Doctors refer to nosebleeds as epistaxis. Approximately 60 percent of people will experience a nosebleed at some point during their life. However, nosebleeds occur most commonly in children aged between 2 and 10 years and in older people aged 50 to 80 years.
Although the bleeding can sometimes be alarming, only about 10 percent of nosebleeds are serious enough to require medical treatment.
In this article, we explain what to do when a child’s nose starts bleeding and when to see a doctor. We also discuss medical treatments, causes, and tips for prevention.
What to do
People can treat most nosebleeds at home.
A person can usually treat a child’s nosebleed at home. It is important to stay calm because most nosebleeds are short-lived and do not indicate a serious problem.
- Start by sitting the child down and reassuring them. Have them sit upright and leaning slightly forward.
- Do not lean the child back or lie them down because this can cause them to swallow the blood and may lead to coughing or vomiting.
- Gently pinch the tip of the child’s nose between two fingers using a tissue or clean towel and have them breathe through their mouth.
- Continue to apply pressure for around 10 minutes, even if the bleeding stops.
Do not fill the child’s nose with gauze or tissue and avoid spraying anything into the nose.
When to see a doctor
Children with nosebleeds do not typically require medical attention.

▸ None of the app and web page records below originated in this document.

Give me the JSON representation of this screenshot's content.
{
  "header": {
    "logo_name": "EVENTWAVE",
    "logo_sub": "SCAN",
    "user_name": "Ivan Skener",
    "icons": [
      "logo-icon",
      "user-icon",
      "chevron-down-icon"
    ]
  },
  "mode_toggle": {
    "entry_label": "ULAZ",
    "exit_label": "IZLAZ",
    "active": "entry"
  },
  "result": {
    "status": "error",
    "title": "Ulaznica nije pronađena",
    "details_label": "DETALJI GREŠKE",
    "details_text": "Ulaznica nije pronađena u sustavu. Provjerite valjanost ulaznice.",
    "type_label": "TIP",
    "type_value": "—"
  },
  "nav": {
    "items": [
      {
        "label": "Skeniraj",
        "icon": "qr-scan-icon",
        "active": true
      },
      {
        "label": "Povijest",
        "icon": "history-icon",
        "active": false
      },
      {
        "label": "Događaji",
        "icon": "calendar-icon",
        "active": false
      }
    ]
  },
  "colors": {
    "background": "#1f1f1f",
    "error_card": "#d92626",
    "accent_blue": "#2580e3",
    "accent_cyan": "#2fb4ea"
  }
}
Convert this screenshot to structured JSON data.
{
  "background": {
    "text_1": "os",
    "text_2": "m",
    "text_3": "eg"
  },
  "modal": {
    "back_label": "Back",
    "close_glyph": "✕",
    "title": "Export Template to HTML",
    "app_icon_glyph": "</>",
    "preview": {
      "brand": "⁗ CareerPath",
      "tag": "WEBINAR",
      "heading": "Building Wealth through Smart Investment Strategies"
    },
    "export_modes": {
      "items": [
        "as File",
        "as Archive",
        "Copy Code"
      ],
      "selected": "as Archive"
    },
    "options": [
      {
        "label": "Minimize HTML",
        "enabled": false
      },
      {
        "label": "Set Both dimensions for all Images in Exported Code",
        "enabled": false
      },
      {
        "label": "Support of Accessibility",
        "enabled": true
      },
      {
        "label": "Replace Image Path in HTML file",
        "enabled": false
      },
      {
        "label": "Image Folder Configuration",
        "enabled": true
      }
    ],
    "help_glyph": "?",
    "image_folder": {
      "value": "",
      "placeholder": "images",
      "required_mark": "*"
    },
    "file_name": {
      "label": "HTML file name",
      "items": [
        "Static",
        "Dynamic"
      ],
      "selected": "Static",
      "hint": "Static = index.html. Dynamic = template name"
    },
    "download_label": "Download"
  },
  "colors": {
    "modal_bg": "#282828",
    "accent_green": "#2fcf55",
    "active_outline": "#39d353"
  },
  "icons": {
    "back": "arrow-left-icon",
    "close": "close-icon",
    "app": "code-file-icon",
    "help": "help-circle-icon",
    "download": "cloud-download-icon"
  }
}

Most nosebleeds are short-lived, and it is usually possible to treat the child at home.
However, talk to a doctor if the nosebleeds:
- occur frequently
- change from a familiar pattern to a new one
- occur alongside chronic congestion or other signs of easy bleeding or bruising
- begin after the child starts taking a new medication
- regularly require a trip to the emergency room
A nosebleed requires urgent medical attention if:
- it continues after 20 minutes of applying pressure to the child’s nose
- it occurs following a head injury, fall, or blow to the face
- the child also has an intense headache, a fever, or other concerning symptoms
- the child’s nose appears misshapen or broken
- the child shows signs of having lost too much blood, such as looking pale, having little energy, feeling dizzy, or passing out
- the child begins coughing up or vomiting blood
- the child has a bleeding disorder or is taking blood thinners
Children with severe nosebleeds should see a healthcare professional, who will try to stop the bleeding.
Treatment options for nosebleeds include:
- applying silver nitrate to blood vessels to seal them
- cauterizing, or burning, the blood vessels to seal them
- packing the nose with medicated gauze to constrict the blood vessels
After stopping the bleeding, a doctor will examine the child to determine the cause. In some cases, the child may require surgery to fix a problem with the blood vessels in the nose.
An injury or blow to the face can irritate blood vessels in the nose.
Most nosebleeds are anterior nosebleeds, which means that the bleeding occurs in the front, soft part of the nose. This area of the nose contains many small blood vessels that can rupture and bleed if they become irritated or inflamed.
Posterior nosebleeds develop in the rear of the nose and rarely occur in children. This type of nosebleed tends to be heavier, and it can be more difficult to stop the bleeding.
Irritation of the blood vessels is a common cause of anterior nosebleeds. Several things can irritate the blood vessels in the nose, including:
- dry air
- picking the nose
- nasal allergies
- an injury or blow to the nose or face, for example, from a ball or fall
- sinusitis, common colds, the flu, and other infections that affect the nasal passages
- nasal polyps
- overuse of nasal sprays
Less common causes of nosebleeds in children can include:
Although it may not be possible to prevent all nosebleeds in children, a person can take steps to help reduce their occurrence. These include:
- treating allergies to prevent inflammation in the nose
- using saline (saltwater) nasal sprays to keep the child’s nose moist
- running a humidifier or vaporizer in the child’s bedroom to prevent the air from drying out
- keeping children’s nails trimmed to prevent injuries due to nose picking
- encouraging children to wear appropriate protective equipment during sports or other activities where injury to the nose is possible
Nosebleeds are a common occurrence in young children and rarely a cause for concern. A person can usually treat the bleeding at home by applying continuous, gentle pressure to the soft part of the child’s nose for around 10 minutes.
Call 911 or take the child to the emergency room if they seem dizzy or weak or if they pass out. It is also necessary to seek immediate medical attention if the bleeding is very heavy, does not stop after 20 minutes, or occurs after a fall or head injury.
Most nosebleeds in children are due to dry air, nose picking, nasal allergies, or other factors that irritate the delicate blood vessels in the front of the nose.
A person should consult a doctor or pediatrician if the child has frequent nosebleeds or has recently started taking a new medication.